UN Security Council annual vote expected Thursday afternoon
400,000 Israelis live in more than 120 West Bank settlements
President-elect Donald Trump waded into a diplomatic controversy over Israeli West Bank settlements, urging President Barack Obama’s administration to veto a United Nations resolution expected Thursday condemning their construction.
The UN Security Council is expected to vote on the resolution -- a version of which has come up at the UN for several years -- around 3 p.m. New York time. A draft circulated by Egypt declares all Israeli settlements illegal under international law and demands that Israel cease construction in the West Bank and other territories captured in the 1967 Middle East war.

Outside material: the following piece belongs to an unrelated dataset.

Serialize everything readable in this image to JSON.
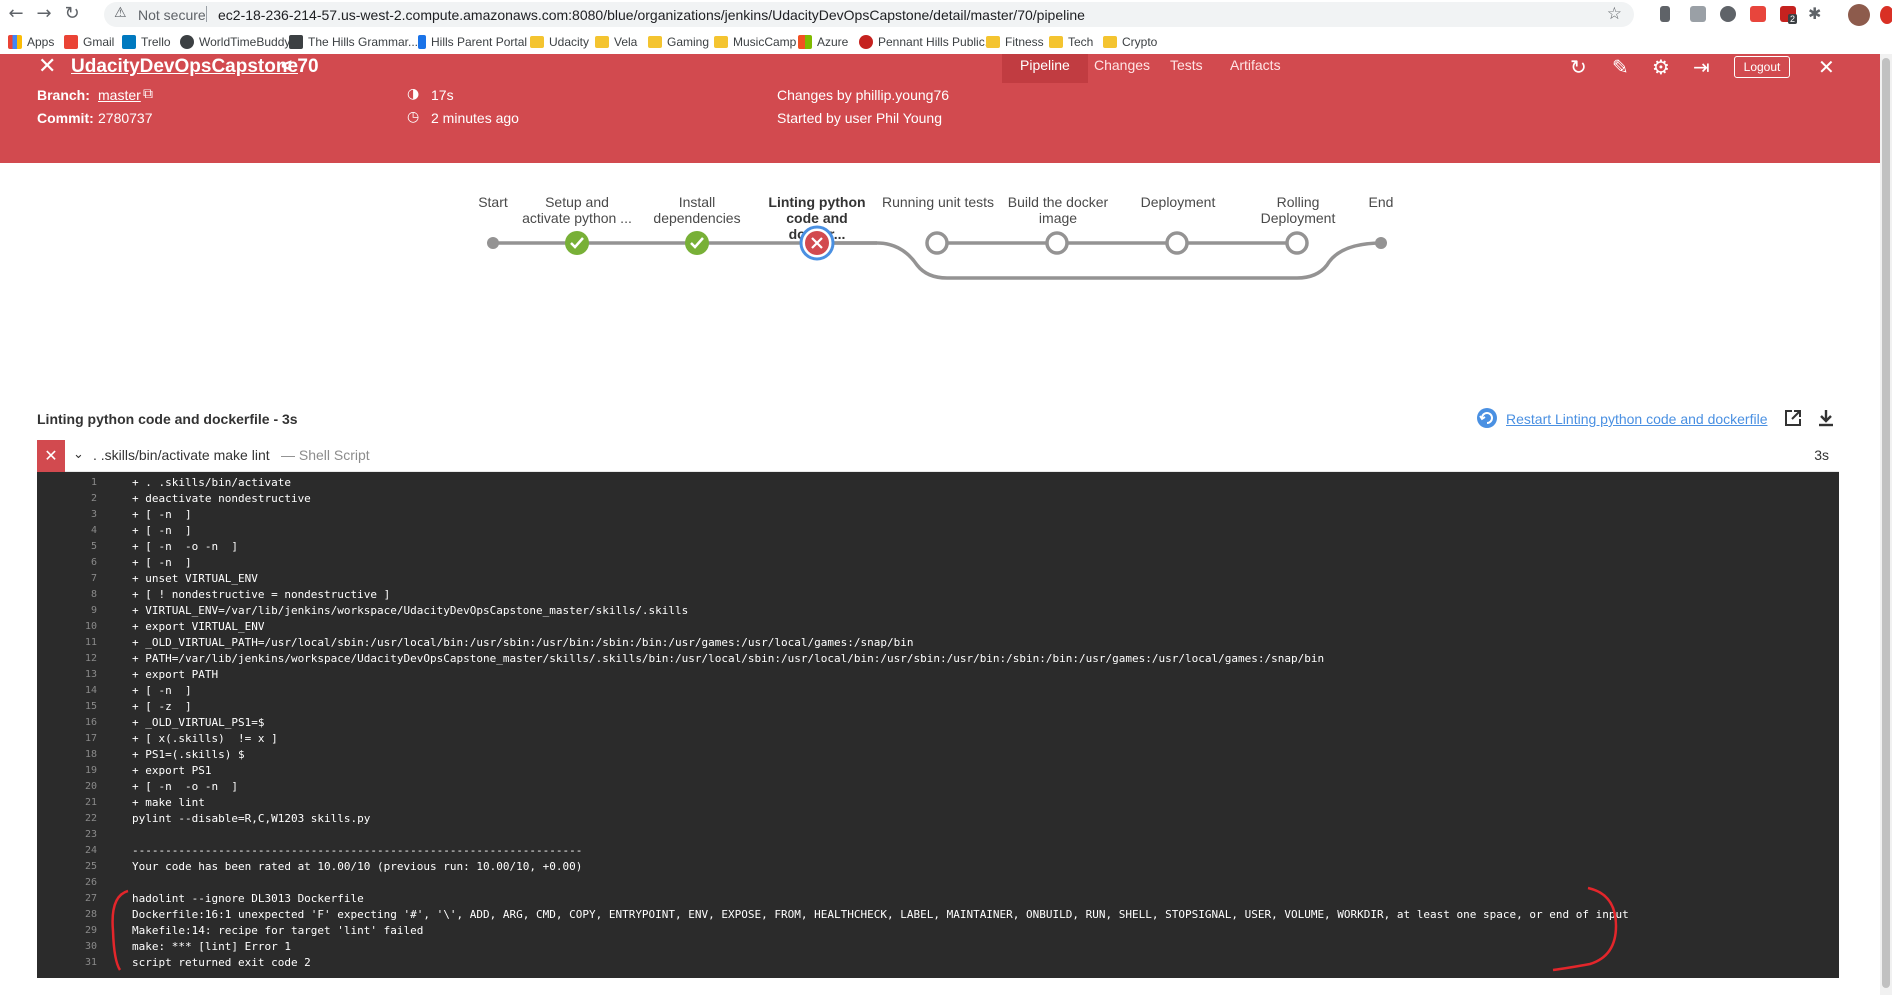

Trump issued a public statement calling for the U.S to exercise its veto, saying the resolution "puts Israel in a very poor negotiating position and is extremely unfair to all Israelis." He has also vowed that the U.S. embassy in Tel Aviv will be moved to Jerusalem, a shift that would effectively end peace efforts, according to Palestinian officials.
A White House spokesman declined to say how the U.S. would vote on the UN resolution. The U.S. has vetoed similar resolutions in previous years and the Obama administration has generally shied away from branding the Israeli settlements as illegal, preferring to call them “illegitimate.”
Israeli-Palestinian peace talks have been at a stalemate since 2014 over the issue. Palestinian Authority President Mahmoud Abbas says all settlement construction must cease before any resumption of peace negotiations. Israeli Prime Minister Benjamin Netanyahu says restrictions on building in the West Bank and east Jerusalem can only be accepted in face-to-face negotiations aimed at producing a comprehensive peace agreement.
Some 400,000 Israelis live in more than 120 settlements built in the West Bank over nearly 50 years. Another 300,000 live in east Jerusalem, which was also captured from Jordan in the 1967 war, but which Israel annexed in a step that hasn’t been recognized internationally.
Trump’s pronouncement is the latest flash point between his team and the outgoing Obama administration. Incoming presidents have historically been sensitive to intervention in ongoing diplomatic controversies. Obama has frequently repeated the phrase "there is only one president at a time" as he has discussed the transition to Trump’s presidency.
— With assistance by Kambiz Foroohar, and Fadwa Hodali